* _DATA FOR THE TASK_:

Start of Block

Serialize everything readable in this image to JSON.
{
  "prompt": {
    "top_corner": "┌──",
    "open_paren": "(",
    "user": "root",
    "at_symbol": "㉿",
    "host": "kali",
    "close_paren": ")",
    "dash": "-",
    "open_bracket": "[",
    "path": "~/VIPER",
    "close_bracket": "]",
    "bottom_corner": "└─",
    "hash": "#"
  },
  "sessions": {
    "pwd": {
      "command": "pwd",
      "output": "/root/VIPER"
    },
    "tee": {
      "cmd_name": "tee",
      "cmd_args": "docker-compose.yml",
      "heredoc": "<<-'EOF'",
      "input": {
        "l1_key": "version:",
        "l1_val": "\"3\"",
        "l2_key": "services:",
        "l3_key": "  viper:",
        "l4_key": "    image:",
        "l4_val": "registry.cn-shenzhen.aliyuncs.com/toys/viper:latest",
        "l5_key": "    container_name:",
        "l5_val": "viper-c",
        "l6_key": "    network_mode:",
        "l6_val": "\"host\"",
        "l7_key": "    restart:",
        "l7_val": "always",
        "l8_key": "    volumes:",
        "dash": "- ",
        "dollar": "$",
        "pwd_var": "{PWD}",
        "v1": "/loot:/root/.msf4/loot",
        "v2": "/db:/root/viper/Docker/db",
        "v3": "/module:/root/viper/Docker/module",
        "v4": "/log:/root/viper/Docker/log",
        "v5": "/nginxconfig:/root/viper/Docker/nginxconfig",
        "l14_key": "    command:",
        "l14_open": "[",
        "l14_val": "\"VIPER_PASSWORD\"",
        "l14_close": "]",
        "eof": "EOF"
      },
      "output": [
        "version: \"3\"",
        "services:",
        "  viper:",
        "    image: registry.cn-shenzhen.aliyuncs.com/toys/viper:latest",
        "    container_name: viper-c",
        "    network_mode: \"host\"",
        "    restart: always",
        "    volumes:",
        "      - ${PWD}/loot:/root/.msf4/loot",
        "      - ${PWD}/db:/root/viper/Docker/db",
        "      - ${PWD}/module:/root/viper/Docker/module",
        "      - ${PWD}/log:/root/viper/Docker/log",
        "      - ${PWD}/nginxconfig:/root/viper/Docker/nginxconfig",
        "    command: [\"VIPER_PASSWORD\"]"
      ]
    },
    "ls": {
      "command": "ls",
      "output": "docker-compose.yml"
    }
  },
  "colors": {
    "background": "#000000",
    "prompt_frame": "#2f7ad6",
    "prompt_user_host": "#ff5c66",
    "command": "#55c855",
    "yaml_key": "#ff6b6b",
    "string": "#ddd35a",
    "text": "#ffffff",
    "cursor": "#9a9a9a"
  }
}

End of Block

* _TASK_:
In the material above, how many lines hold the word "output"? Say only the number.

* _SOLUTION_:
3